◆ **Task material**
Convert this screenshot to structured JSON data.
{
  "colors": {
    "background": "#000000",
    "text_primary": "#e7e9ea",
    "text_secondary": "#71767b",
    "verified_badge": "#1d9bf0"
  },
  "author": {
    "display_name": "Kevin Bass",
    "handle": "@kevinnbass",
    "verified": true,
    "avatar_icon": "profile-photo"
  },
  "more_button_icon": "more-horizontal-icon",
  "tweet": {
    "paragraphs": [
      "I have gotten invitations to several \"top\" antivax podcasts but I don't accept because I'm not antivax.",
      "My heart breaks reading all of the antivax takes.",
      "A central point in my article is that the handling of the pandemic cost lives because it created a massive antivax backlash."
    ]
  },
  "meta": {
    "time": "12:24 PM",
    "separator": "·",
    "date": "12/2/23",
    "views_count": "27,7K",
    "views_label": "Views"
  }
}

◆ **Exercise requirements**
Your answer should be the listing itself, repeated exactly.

◆ **Answer to this task**
Convert this screenshot to structured JSON data.
{
  "colors": {
    "background": "#000000",
    "text_primary": "#e7e9ea",
    "text_secondary": "#71767b",
    "verified_badge": "#1d9bf0"
  },
  "author": {
    "display_name": "Kevin Bass",
    "handle": "@kevinnbass",
    "verified": true,
    "avatar_icon": "profile-photo"
  },
  "more_button_icon": "more-horizontal-icon",
  "tweet": {
    "paragraphs": [
      "I have gotten invitations to several \"top\" antivax podcasts but I don't accept because I'm not antivax.",
      "My heart breaks reading all of the antivax takes.",
      "A central point in my article is that the handling of the pandemic cost lives because it created a massive antivax backlash."
    ]
  },
  "meta": {
    "time": "12:24 PM",
    "separator": "·",
    "date": "12/2/23",
    "views_count": "27,7K",
    "views_label": "Views"
  }
}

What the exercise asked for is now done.